P91002Personal Protective Equipment. That is what PPE is for. Acronyms can be so vague. PPE could be for Purple People Eater for all we know. That movie just happened to be released to cinema at the end of 1988, just a few months after my summer internship with an exemplary crew of arborists who instructed be about the importance of PPE. I am glad to have missed the movie.

In 1988, the machinery used by arborists as well as lumberjacks was more dangerous, and PPE was more primitive. Hearing protection was only beginning to be standardized. Many of us were not even using it back then, even though the chippers were terrifyingly loud. For some of us, cheap sunglasses sufficed as eye protection. Chaps had been available, but were quite rare.
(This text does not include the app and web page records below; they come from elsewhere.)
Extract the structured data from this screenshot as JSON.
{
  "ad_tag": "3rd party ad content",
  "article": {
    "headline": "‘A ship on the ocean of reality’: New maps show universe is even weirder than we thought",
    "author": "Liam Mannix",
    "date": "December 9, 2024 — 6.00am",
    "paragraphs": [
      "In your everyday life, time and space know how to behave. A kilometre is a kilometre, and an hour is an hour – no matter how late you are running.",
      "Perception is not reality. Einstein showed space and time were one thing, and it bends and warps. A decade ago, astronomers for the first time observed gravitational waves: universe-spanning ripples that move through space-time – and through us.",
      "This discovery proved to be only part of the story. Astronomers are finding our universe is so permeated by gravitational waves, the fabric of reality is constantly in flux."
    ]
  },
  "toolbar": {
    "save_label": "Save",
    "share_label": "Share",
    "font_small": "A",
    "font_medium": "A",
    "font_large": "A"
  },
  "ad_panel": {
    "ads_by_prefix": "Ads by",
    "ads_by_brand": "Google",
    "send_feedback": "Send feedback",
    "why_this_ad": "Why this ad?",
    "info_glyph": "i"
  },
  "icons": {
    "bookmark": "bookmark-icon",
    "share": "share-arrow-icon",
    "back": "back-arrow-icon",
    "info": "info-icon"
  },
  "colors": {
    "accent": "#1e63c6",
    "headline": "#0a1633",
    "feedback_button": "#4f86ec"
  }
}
From the beginnings of their respective careers, younger arborists and lumberjacks learn to use safer machinery and standardized PPE that was still being developed in 1988. Nonetheless, their work is potentially very dangerous. They still work with machines that are designed cut cut down big trees and shred the resulting debris! PPE is just as important now as it ever was.

A notable lack of some of most basic of PPE at a local Lumberjack Contest was difficult to ignore. Even PPE that was unnecessary would have been appropriate for demonstration purposes.

In this picture, a few items of PPE are in order. Chaps were appropriate for bucking, and more than I had access to back in 1988. Boots, which can not be seen in this picture, were adequate. Stylish sunglasses that are also obscured, were likely rated as sufficient for eye protection. There is no need to tuck the shirt in for bucking logs that are stripped of branches that might snag.

What is lacking? Gloves, even for those who do not wear them at work, would have been proper attire for this contest. A hard hat, which is for protection from falling debris, could potentially deflect a kickbacked saw. Hearing protection might have been unnecessary with the fancy and remarkably efficient muffler on this saw; but I actually do not know, (and I saw no earplugs).

Advertisements

5 thoughts on “Horridculture – PPE

  1. We have had a lot of tree work done at the place where I work. There was also a noted lack of safety equipment used by the men doing the work, despite the fact that some were even going up in bucket trucks. Our landscape crew uses more protection than these arborists did. And I did have a few well-meaning folks come to our door, telling me that what they were doing wasn’t right and one even started to spout off, “but it’s against OSHA regulations….”

    And I thought, lady, if you think that I am going to approach a man with a chainsaw and a wood chipper and tell him he’s violating OSHA regulations, you don’t know me. People are well-meaning, but….

    Karla

    Liked by 1 person

    1. I know the guys at the contest are proficient with their gear at work; but I also see those who prune for utility clearance on the roads around here, and they just don’t care. Their lack of staff to direct traffic past their work zones is appalling, not only because it is unsafe, and not only because they are required to conform to OSHA regulations, but also because I know qualified arborists who did not get get that work because the calculated the cost of traffic control into their bids.

      Like

Leave a Reply

Fill in your details below or click an icon to log in:

WordPress.com Logo

You are commenting using your WordPress.com account. Log Out /  Change )

Google photo

You are commenting using your Google account. Log Out /  Change )

Twitter picture

You are commenting using your Twitter account. Log Out /  Change )

Facebook photo

You are commenting using your Facebook account. Log Out /  Change )

Connecting to %s